> **PROBLEM DETAILS**: Check every line below for the word "title" and copy the ones that have it.

_____

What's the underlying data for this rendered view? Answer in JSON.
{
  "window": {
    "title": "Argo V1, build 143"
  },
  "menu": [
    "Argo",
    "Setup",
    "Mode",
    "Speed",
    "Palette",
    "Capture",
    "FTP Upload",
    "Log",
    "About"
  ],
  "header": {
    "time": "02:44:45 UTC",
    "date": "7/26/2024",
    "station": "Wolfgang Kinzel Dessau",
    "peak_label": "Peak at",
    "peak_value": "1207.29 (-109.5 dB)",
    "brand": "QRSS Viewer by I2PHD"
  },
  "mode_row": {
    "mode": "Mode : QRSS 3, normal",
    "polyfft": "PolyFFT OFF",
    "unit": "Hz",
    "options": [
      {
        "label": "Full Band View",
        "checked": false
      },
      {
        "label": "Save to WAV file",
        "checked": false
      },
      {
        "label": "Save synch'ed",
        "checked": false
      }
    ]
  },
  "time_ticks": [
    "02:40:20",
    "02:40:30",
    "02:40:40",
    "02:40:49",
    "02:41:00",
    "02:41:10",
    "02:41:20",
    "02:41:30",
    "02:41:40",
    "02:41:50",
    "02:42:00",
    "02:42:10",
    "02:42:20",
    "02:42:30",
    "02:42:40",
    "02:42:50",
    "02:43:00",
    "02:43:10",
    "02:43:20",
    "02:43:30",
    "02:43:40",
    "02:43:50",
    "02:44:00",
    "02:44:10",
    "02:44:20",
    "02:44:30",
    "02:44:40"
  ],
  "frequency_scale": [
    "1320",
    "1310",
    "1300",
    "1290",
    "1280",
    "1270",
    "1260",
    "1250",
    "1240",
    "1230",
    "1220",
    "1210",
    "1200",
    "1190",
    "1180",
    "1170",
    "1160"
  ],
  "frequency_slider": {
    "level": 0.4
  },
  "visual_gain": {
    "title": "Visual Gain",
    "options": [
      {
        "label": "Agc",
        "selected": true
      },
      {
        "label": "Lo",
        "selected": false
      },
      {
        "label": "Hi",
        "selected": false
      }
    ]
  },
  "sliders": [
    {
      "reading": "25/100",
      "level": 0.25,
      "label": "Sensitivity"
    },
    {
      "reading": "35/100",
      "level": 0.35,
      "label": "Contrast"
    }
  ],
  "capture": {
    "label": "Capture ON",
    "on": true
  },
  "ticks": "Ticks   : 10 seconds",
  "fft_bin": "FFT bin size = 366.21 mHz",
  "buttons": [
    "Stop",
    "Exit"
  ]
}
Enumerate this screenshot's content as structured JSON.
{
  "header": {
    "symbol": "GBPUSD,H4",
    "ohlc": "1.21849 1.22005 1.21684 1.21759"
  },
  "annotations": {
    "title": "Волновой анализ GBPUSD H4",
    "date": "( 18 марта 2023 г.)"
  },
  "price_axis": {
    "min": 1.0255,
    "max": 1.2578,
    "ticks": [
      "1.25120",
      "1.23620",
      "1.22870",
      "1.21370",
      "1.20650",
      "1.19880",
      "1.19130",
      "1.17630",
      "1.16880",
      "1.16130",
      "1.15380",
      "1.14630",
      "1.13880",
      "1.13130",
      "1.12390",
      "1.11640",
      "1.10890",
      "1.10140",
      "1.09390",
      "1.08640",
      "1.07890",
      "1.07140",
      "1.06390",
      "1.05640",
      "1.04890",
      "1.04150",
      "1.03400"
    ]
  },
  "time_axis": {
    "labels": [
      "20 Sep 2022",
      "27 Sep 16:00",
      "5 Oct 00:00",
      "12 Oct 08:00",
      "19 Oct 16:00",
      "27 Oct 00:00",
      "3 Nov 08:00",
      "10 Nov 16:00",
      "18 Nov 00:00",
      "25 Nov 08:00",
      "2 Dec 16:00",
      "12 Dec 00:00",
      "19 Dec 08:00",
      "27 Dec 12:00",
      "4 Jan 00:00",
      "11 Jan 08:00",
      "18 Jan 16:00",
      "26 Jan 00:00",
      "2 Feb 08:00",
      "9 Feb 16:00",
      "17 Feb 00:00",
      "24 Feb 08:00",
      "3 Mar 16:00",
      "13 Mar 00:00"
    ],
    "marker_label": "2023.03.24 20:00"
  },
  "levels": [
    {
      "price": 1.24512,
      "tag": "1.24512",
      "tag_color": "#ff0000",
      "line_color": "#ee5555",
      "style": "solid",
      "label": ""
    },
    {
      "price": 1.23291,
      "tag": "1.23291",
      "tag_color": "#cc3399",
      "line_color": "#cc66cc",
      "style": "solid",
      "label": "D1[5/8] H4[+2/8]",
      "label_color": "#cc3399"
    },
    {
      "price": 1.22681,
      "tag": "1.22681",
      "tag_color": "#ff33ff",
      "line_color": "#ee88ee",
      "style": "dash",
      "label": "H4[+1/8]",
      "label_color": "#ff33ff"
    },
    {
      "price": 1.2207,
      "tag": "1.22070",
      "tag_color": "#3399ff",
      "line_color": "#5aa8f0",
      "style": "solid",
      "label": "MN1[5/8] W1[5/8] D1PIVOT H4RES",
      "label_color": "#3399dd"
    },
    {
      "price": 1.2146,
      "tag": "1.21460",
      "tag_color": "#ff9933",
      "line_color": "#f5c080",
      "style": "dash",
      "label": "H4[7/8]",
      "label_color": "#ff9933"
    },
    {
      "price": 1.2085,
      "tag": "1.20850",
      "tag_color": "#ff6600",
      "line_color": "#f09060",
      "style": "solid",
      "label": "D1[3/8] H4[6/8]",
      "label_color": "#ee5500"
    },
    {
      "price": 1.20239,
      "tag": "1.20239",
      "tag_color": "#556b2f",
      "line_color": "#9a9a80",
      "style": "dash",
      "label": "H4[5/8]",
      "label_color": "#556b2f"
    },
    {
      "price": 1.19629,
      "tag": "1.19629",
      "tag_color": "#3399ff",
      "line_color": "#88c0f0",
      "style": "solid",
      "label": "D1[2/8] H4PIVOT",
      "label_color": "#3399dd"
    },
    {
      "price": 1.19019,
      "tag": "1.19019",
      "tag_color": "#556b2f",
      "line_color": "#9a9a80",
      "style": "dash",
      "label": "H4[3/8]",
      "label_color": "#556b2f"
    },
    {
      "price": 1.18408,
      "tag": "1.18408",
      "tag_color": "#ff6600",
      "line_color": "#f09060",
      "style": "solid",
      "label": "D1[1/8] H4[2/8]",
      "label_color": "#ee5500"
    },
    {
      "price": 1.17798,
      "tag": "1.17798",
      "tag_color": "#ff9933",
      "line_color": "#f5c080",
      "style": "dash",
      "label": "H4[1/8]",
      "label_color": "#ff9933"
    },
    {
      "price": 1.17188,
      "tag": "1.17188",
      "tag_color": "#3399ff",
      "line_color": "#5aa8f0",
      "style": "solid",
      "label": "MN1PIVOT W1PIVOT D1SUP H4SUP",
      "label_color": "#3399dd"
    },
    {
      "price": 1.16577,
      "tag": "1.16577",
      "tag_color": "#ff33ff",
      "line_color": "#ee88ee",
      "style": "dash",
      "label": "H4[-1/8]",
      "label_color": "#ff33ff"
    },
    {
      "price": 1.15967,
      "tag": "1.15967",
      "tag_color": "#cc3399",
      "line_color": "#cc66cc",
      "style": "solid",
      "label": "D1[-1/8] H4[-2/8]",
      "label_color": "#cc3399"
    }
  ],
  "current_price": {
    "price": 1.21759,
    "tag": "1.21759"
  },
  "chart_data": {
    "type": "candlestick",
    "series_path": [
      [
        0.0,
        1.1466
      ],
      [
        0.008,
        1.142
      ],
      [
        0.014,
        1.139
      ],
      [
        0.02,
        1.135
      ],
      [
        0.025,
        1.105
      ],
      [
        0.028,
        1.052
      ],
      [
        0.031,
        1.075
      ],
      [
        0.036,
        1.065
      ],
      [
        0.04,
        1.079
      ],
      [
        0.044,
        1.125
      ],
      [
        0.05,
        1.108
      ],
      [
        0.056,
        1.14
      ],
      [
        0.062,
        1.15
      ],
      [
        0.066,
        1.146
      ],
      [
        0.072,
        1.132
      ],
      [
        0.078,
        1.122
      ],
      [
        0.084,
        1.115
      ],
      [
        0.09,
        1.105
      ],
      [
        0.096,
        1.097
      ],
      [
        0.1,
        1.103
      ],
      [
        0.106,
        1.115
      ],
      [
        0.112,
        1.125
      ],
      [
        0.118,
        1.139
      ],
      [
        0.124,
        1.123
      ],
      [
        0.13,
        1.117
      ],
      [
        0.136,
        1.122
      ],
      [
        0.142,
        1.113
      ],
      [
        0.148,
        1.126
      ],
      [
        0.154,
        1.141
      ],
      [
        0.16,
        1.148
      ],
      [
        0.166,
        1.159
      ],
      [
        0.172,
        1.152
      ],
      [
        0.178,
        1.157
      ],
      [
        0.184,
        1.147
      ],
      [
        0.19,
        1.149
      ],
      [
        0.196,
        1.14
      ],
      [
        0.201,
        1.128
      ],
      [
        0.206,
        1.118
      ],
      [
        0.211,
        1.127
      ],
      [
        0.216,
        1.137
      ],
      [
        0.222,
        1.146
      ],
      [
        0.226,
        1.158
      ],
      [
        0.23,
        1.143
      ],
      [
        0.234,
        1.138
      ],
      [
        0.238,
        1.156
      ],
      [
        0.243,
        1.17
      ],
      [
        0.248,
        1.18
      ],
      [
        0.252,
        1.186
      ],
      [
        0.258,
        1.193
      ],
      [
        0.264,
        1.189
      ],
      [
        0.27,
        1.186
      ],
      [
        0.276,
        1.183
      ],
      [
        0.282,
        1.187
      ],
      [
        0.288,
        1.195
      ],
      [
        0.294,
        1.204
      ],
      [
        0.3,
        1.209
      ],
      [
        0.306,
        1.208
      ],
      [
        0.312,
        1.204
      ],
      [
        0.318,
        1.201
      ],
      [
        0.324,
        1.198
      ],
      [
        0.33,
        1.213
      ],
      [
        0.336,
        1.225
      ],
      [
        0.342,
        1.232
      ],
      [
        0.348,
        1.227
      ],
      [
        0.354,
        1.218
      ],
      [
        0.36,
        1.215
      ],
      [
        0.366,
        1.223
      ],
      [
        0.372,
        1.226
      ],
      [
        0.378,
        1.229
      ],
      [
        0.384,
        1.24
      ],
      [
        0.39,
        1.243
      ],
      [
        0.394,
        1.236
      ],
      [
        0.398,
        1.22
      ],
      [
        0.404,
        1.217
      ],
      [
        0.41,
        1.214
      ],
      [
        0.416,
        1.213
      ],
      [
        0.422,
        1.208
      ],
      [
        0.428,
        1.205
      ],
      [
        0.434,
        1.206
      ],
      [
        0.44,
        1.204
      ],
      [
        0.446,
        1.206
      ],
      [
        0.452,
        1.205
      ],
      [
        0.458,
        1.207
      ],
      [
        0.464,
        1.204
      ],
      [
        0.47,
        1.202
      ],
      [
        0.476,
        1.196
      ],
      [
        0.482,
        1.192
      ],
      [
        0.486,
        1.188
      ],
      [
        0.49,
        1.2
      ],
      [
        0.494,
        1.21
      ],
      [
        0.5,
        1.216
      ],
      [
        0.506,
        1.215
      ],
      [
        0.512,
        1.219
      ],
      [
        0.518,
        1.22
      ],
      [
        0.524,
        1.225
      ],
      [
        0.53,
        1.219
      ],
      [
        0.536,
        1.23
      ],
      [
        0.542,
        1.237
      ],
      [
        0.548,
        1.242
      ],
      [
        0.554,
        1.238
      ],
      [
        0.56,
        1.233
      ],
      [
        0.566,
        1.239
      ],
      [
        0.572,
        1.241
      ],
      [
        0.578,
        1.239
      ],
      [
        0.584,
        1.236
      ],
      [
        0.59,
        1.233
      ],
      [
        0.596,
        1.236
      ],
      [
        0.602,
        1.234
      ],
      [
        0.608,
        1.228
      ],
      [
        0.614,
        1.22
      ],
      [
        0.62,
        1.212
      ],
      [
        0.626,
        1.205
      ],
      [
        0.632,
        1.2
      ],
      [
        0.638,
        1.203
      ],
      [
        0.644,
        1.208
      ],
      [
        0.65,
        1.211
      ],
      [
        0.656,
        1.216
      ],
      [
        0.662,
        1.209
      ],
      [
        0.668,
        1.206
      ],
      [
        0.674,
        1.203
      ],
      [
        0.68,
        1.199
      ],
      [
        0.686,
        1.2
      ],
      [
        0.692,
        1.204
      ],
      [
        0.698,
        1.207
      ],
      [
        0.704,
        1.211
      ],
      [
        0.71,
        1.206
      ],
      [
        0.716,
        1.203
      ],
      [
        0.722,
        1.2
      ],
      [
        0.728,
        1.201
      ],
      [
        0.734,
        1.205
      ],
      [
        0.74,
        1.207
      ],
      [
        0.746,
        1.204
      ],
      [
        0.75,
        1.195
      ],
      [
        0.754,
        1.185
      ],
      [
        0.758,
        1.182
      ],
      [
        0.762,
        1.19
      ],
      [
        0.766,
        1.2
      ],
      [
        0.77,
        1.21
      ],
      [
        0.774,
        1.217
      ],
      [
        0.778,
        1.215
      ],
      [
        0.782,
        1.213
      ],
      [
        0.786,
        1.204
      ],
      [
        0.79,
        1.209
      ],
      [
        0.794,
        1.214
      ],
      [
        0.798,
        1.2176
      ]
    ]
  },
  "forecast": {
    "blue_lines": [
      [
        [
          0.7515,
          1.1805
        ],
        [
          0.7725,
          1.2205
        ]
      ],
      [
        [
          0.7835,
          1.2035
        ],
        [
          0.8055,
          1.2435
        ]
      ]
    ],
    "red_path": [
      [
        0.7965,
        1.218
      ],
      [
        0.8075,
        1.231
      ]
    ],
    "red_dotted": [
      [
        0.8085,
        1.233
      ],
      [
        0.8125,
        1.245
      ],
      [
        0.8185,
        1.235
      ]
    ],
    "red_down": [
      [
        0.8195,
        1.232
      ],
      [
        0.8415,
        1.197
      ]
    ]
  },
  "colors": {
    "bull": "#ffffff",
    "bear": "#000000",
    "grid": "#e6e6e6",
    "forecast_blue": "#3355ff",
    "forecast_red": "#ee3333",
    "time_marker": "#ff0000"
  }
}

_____

> **RESPONSE TO THIS EXERCISE**:
    "title": "Argo V1, build 143"
    "title": "Visual Gain",
    "title": "Волновой анализ GBPUSD H4",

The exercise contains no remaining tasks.